• TASK OBJECTIVE:
If a line in the listing includes the word "rooster", copy it out.

• RECORDS SUPPLIED:
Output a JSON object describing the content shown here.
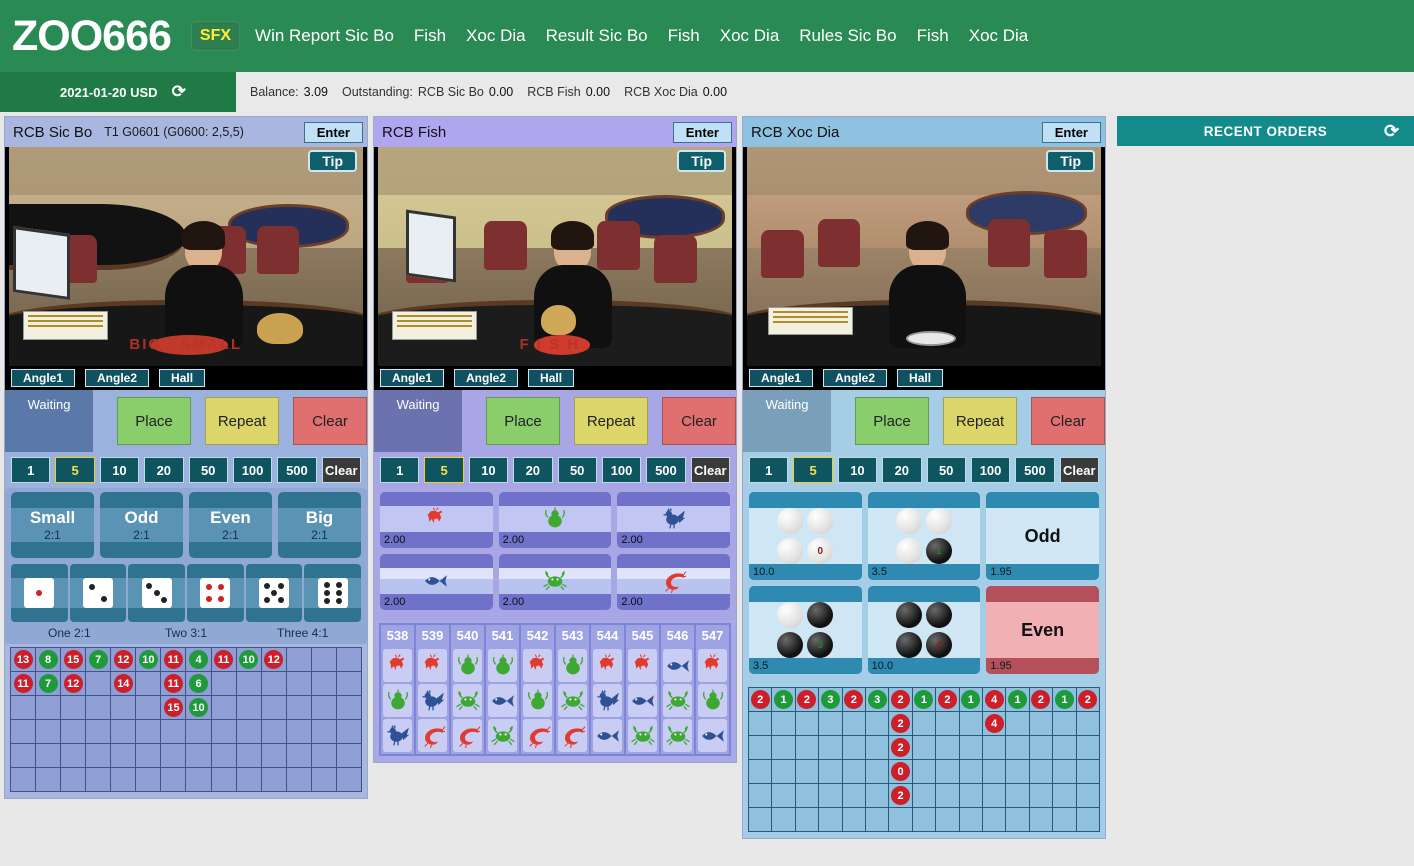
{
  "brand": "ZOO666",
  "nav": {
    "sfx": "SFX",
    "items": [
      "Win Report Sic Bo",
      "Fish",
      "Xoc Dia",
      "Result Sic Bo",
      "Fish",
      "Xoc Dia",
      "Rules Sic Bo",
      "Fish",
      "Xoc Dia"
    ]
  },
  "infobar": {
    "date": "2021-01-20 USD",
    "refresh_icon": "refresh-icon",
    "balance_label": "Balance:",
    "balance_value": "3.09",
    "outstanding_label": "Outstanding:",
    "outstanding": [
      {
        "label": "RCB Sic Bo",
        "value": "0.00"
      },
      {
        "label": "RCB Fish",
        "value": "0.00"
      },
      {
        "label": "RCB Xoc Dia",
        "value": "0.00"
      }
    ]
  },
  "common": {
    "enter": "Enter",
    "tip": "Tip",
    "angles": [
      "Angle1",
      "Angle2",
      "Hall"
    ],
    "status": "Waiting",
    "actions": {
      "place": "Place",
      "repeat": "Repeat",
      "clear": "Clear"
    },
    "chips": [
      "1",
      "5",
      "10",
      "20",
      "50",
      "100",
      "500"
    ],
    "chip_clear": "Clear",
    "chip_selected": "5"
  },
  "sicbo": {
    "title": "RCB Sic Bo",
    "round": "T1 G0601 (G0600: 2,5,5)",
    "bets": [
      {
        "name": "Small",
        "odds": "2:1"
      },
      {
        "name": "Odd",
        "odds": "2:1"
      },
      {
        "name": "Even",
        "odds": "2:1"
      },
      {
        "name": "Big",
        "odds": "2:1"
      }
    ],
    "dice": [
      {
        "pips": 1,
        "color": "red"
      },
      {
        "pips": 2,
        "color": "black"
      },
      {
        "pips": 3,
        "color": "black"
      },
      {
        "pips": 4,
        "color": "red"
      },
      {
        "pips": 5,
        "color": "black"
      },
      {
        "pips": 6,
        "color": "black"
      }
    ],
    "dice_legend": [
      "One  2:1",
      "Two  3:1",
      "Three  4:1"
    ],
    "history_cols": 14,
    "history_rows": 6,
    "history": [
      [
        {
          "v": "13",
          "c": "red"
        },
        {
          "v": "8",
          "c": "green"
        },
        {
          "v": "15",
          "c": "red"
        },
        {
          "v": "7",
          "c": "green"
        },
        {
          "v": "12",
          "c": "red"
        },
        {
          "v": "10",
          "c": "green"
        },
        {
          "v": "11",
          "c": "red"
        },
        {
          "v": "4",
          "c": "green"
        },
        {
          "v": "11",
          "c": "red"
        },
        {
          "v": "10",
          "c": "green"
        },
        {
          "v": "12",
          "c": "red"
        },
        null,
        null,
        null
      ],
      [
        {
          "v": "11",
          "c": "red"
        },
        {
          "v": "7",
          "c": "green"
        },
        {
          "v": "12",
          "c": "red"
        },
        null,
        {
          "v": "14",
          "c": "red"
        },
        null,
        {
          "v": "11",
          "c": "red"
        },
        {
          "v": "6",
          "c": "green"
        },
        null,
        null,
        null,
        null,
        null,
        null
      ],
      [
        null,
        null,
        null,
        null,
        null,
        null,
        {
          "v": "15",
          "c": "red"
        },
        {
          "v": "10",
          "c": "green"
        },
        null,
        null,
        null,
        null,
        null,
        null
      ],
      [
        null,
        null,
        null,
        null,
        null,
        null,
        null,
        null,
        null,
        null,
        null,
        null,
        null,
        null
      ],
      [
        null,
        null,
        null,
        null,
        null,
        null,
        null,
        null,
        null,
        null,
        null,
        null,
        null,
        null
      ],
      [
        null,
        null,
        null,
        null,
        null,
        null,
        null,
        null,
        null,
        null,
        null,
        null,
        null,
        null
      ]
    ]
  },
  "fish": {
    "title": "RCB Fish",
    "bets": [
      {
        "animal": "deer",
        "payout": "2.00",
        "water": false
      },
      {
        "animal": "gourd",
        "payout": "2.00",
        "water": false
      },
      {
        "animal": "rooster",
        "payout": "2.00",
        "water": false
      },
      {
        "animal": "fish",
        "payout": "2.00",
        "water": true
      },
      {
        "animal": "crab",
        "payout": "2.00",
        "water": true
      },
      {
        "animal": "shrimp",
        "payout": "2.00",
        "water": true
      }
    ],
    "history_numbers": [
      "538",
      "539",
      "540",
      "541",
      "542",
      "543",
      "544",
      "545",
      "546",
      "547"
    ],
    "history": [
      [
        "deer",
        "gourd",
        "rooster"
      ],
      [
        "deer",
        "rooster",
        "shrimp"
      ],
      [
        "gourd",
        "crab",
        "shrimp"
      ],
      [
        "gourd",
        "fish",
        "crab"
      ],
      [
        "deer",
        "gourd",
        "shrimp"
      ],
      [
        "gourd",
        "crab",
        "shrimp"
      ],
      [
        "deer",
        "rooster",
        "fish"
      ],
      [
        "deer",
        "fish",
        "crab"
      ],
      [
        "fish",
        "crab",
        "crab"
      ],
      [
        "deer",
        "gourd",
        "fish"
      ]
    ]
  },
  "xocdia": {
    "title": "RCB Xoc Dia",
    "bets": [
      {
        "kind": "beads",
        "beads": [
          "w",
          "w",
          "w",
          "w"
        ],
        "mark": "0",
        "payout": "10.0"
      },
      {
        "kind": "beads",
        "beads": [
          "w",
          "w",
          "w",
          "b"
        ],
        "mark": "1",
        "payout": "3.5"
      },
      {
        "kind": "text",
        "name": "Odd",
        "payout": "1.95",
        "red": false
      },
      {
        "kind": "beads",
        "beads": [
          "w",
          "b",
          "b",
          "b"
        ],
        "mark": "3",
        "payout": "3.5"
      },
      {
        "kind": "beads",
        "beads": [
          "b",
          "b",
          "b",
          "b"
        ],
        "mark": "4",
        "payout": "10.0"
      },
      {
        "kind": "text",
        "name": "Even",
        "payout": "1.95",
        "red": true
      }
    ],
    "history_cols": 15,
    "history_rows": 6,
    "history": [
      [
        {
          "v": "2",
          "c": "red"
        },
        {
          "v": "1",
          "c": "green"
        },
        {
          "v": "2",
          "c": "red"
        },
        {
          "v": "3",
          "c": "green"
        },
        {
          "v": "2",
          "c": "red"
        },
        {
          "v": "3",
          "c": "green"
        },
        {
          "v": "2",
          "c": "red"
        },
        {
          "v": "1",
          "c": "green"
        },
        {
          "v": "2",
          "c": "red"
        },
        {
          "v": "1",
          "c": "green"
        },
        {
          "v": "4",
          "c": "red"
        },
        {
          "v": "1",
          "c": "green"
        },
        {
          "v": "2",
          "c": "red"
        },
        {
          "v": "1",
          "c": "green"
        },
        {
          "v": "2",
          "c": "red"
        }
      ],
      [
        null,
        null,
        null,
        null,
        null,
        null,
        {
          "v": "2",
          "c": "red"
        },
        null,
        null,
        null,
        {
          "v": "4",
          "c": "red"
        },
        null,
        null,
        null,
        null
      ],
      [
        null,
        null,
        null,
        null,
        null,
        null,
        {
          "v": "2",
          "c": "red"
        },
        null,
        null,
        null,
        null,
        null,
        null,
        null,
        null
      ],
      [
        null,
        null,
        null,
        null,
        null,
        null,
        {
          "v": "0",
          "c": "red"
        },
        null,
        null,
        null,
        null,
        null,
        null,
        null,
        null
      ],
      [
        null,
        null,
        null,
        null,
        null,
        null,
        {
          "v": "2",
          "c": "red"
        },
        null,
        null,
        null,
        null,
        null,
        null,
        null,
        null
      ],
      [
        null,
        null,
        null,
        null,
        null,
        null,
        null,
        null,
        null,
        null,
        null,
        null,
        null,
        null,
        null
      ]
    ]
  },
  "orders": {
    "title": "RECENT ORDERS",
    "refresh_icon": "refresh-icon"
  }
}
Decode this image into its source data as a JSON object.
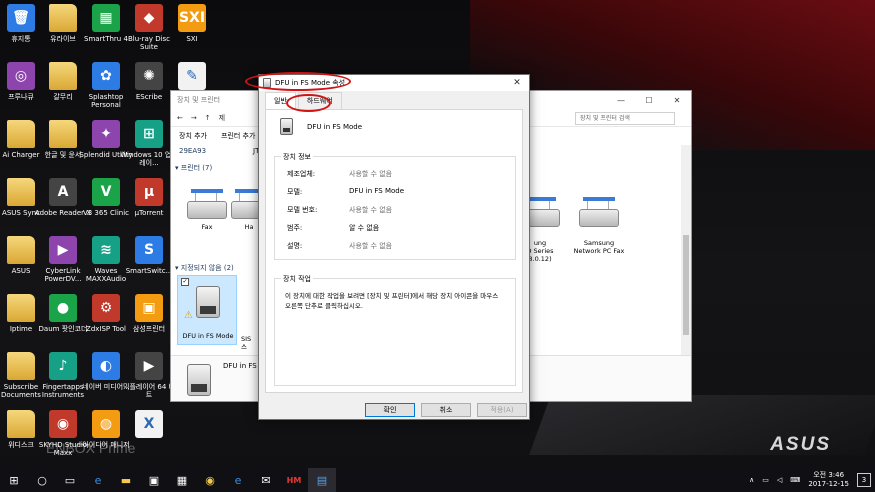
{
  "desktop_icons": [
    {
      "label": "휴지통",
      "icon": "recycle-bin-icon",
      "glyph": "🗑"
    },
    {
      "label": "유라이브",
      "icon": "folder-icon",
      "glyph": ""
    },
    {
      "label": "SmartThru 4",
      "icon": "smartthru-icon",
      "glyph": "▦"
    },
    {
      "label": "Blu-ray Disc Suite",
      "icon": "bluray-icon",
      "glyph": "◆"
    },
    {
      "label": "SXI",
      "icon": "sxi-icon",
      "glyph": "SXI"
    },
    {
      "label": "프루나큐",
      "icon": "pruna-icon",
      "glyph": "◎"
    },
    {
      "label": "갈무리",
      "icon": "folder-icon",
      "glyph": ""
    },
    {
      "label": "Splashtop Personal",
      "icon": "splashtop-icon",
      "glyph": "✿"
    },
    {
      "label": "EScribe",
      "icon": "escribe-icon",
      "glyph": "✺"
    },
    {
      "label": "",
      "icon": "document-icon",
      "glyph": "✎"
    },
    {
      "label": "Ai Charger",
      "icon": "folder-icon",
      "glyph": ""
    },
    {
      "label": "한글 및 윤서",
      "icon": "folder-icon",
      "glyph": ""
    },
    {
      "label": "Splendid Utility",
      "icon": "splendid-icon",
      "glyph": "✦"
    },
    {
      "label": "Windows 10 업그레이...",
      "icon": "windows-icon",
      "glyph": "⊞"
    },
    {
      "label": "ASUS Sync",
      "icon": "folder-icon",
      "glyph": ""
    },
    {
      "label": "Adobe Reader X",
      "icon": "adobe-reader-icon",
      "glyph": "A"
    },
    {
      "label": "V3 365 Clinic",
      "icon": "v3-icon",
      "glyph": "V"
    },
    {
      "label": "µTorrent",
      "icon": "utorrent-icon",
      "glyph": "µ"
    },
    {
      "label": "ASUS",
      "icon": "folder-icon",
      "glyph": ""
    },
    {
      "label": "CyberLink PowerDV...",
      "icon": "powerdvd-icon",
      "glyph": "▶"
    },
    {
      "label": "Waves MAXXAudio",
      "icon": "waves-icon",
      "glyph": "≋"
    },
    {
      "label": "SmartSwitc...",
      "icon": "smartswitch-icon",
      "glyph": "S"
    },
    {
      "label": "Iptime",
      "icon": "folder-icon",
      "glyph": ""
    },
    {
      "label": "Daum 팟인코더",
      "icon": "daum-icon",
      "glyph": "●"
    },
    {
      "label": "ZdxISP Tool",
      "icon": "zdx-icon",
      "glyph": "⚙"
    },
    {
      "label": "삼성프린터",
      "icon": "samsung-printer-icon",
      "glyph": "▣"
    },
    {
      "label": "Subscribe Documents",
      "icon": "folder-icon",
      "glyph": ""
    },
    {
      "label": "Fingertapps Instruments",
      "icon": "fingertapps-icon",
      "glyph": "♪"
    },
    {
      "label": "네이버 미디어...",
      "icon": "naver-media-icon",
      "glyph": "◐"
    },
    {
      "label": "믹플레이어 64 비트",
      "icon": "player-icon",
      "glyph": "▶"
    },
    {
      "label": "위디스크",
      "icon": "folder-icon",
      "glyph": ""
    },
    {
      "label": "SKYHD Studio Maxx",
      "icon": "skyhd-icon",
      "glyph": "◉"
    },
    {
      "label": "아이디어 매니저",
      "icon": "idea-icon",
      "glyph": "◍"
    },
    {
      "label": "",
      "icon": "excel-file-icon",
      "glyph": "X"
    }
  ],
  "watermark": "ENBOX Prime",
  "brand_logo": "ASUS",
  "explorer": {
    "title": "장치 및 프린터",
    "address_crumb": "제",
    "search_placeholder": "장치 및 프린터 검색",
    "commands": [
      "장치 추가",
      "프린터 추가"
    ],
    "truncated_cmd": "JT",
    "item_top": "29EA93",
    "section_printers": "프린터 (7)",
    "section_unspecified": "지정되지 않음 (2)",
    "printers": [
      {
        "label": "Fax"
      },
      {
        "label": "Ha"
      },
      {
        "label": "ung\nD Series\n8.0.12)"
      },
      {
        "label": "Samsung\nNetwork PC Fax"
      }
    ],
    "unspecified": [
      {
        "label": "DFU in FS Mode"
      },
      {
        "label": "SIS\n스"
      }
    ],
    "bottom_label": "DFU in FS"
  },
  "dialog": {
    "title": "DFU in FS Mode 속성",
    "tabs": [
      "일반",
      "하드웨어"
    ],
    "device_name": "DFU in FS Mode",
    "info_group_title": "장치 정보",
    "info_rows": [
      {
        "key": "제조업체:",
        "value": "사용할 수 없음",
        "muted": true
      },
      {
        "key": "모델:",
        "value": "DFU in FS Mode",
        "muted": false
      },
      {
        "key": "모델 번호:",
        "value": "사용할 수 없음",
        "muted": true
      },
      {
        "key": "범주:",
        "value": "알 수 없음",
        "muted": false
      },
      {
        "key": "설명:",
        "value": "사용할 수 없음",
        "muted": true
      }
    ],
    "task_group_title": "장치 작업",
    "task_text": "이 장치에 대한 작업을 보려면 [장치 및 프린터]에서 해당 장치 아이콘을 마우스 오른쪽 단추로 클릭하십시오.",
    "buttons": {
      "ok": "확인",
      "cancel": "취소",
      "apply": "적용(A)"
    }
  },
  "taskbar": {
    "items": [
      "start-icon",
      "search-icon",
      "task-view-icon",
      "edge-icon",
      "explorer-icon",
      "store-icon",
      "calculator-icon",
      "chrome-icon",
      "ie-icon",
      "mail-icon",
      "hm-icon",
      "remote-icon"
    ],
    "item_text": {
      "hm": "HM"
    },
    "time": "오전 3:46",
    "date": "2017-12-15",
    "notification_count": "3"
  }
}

• THE COMPLETED TASK:
        "animal": "rooster",
        "rooster"
        "rooster",
        "rooster",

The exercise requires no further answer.